Expressing gratitude with Namaste
A Namasté is a good way to show gratitude and express feelings towards the experience itself, but also towards the collective moments of sharing, after a yoga or meditation session. In practice, it is a way to be grateful:
• to yourself to thank the yogi within you,
• towards the teacher, always present to guide and help the students,
• to the other students with whom you shared the session,
• and finally, all those who preceded you and who have allowed yoga to become more democratic.
Linking Spirituality and Namaste
To understand Namasté is also to go beyond a simple vision of it. It is necessary to take time to contemplate the deeper aspects such as the spiritual or the philosophical. Since salvation emerges from the depths of the heart, it creates powerful bonds, even between fundamentally different individuals, both in terms of expectations and social classes.
It is good to know that yoga and meditation are disciplines that offer immediate and often overlooked benefits. When practiced regularly, they can strengthen your awareness of the present moment, to be more anchored in your current life. In other words, you limit your sources of worry, unnecessary judgments and questions that disturb your inner self. You are much more Zen thanks to very effective relaxation postures and breathing exercises. Through Namaste, practitioners express their humility in front of humans, but also in front of the universe itself.
Some say they feel a shiver of emotion, logically joy, when they greet the teacher and other students with a Namaste, after a yoga or meditation session.
Namasté, a new principle of daily life

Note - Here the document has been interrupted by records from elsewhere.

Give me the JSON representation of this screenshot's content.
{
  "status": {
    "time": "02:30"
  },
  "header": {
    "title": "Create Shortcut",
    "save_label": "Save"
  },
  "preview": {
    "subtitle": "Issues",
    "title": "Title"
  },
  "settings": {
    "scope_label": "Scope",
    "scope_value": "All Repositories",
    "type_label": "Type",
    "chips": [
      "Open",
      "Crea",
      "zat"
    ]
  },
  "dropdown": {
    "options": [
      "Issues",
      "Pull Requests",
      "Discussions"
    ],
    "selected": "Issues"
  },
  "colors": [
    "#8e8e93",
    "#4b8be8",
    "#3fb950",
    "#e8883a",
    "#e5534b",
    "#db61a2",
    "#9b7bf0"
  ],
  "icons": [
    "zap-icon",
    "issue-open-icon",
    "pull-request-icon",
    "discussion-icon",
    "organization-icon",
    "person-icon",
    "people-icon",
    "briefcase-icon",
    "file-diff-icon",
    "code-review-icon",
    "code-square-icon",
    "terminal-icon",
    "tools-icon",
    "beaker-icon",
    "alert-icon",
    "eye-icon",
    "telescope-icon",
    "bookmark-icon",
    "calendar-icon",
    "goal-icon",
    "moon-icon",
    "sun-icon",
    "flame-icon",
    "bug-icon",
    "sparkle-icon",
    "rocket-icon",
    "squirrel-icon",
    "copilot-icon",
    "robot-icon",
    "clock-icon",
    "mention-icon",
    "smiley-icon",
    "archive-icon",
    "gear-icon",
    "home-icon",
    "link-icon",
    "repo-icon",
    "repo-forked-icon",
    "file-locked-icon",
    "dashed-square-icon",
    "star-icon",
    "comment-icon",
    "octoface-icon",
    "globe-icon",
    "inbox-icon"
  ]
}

Finally, more than just a word and a gesture, Namasté is a philosophy of life! It allows us to adapt our behavior according to the daily situations we face. To improve, even more your feeling towards him, see it as a moment of inner peace, which triggers a chain reaction towards the outside. Use it to resolve tensions or conflicts that interact negatively in particular areas of your life. As a flow of energy that you send to your family, friends, colleagues to convey your sense of gratitude.
If you don't believe or doubt that this can happen, think for a moment about how easily you can become sad or even depressed after dealing with someone who is totally negative in both word and deed. Remember this phrase:
Improve your relationships easily!
Yes, it may seem absurd to some, but Namaste is able to improve your relationships, whatever they are. Remember, it means: "I bow down before you", is nothing more than the expression of your vision of the person in front of you, that is to say, as he or she is. In this way, you offer a particularly powerful intention by making him or her understand that he or she is a special person. As long as Namaste is done with the heart, it can only be beneficial for both the giver and the receiver. Be aware and be ready to see a person beyond the physical envelope, but for what they are deep within!
It is not just a simple "hello" between two friends or colleagues, but a moment when you are present, with them, and nowhere else. The physical, mental and energetic presence is essential to weld a good relationship, even better, it is a gift out of time that you give them.